ring to a random stroll through the city;
this is due to the very structure of the let-
ter made of subtly intertwined impres-
sions, as seemingly chaotic as if we were
in Bramble's horse-drawn carriage trot-
ting on the town's cobblestones. We had
been fooled by Smollett's prose but the
CD-ROM aptly put things back into per-
spective thanks to the inclusion of other
documents on the same topic (such as maps
and animations); thus contextualisation not
only added to the overall comprehension
of town planning issues but it also provided
students with a better understanding of lit-
erary mechanisms.
ndeed, even for scholars well trained to
spot literarity when it occurs, it is some-
times difficult to pinpoint exactly what
makes literature what it is. Everyone I asked
gave me a different definition, or rather
impression, even those specialised in litera-
ture; some found for instance that the text
was obviously a piece of literature whereas
others thought it was far from being that
or that reason, digital contextualisa-
tion may enhance our own under-
standing of literature's specific nature from
the outside, by outlining its contours rather
than trying to reach the more obscure core.
Consequently, by juxtaposing or hyper-
linking literature to what it isn't, one may
bring to light what is literary in docu-
ments that are not meant to be literary and,
vice versa, what is non-literary in docu-
ments that are meant to be, thus shedding
light on a process which is otherwise diffi-
cult to teach. Indeed, one can teach the his-
tory of literature, of writing, or figures of
speech but how can one teach literary sen-
sitivity? This, I believe, is a good introduc-
tory method. Conversely, if we go back to
the literary excerpt at stake and avoid look-
ing at it through the distorting lens of lit-
erary fiction, but merely in terms of what
the excerpt can add to our knowledge of

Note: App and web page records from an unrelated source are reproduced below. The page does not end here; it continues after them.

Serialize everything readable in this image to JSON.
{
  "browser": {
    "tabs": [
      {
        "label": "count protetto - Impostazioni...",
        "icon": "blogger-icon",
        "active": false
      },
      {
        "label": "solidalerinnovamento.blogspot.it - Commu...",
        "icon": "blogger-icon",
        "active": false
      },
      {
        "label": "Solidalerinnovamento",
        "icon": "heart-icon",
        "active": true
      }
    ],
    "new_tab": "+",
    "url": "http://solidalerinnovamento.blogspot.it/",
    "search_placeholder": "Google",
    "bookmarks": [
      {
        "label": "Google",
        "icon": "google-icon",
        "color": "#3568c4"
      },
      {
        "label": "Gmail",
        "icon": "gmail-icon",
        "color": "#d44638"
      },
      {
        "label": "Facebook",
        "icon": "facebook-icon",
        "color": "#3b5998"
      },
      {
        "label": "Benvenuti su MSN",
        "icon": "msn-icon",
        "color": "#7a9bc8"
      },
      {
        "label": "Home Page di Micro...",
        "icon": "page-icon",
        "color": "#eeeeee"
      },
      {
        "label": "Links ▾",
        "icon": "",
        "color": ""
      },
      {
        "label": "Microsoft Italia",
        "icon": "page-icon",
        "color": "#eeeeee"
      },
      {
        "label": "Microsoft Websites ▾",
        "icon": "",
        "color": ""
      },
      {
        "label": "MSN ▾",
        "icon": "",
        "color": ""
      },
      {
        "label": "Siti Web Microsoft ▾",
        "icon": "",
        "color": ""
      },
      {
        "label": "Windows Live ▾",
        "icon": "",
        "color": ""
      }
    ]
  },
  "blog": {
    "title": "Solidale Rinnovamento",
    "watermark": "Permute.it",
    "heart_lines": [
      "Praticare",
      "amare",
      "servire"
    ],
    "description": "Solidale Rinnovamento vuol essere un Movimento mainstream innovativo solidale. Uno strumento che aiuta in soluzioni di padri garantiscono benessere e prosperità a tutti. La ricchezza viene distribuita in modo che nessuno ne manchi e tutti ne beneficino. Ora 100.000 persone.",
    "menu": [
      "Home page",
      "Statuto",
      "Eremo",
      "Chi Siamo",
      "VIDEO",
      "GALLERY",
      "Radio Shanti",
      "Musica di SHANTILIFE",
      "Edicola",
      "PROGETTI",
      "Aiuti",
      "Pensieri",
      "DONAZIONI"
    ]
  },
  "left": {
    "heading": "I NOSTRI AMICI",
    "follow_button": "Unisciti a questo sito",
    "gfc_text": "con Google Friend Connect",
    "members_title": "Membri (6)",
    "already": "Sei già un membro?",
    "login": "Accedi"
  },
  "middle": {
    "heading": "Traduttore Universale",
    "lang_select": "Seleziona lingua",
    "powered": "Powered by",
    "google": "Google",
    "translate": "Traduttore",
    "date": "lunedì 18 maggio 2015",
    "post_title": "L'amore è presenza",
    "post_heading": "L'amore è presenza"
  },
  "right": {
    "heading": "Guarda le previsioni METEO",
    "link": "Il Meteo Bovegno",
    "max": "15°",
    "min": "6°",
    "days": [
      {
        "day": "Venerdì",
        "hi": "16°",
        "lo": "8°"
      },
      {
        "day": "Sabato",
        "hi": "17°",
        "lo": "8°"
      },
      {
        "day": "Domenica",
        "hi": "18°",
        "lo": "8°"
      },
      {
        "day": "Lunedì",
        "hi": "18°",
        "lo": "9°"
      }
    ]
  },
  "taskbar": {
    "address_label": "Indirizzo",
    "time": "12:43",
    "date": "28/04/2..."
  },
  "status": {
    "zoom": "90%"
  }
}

eighteenth-century Edinburgh (i.e. in terms
of Cultural Studies), again the issue of
trans-disciplinarity clearly surfaces. Students
will gradually understand that, in a literary